:: Data shown ::
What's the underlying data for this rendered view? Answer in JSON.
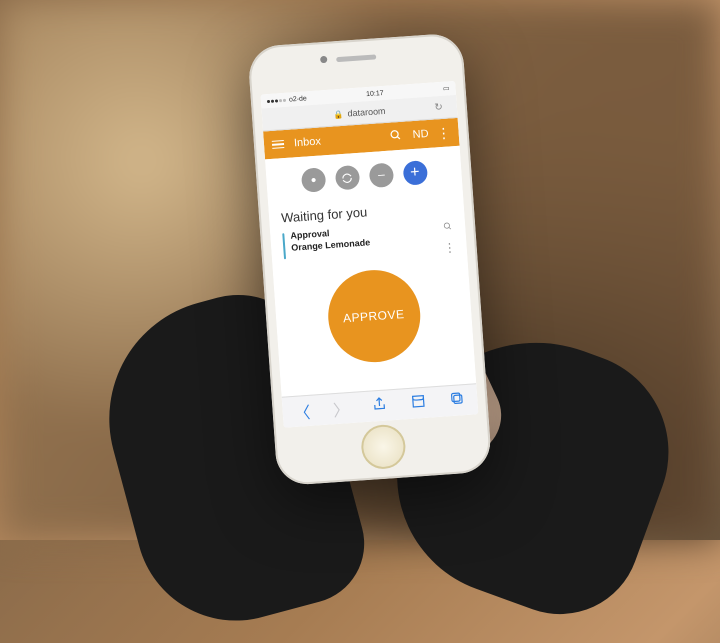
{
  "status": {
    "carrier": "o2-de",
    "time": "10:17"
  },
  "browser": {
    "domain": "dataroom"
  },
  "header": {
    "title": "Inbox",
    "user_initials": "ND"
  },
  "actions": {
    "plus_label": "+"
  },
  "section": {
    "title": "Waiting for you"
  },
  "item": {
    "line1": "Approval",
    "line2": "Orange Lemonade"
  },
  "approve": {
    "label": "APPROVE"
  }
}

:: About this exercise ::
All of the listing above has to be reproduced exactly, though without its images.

:: Your response ::
What's the underlying data for this rendered view? Answer in JSON.
{
  "status": {
    "carrier": "o2-de",
    "time": "10:17"
  },
  "browser": {
    "domain": "dataroom"
  },
  "header": {
    "title": "Inbox",
    "user_initials": "ND"
  },
  "actions": {
    "plus_label": "+"
  },
  "section": {
    "title": "Waiting for you"
  },
  "item": {
    "line1": "Approval",
    "line2": "Orange Lemonade"
  },
  "approve": {
    "label": "APPROVE"
  }
}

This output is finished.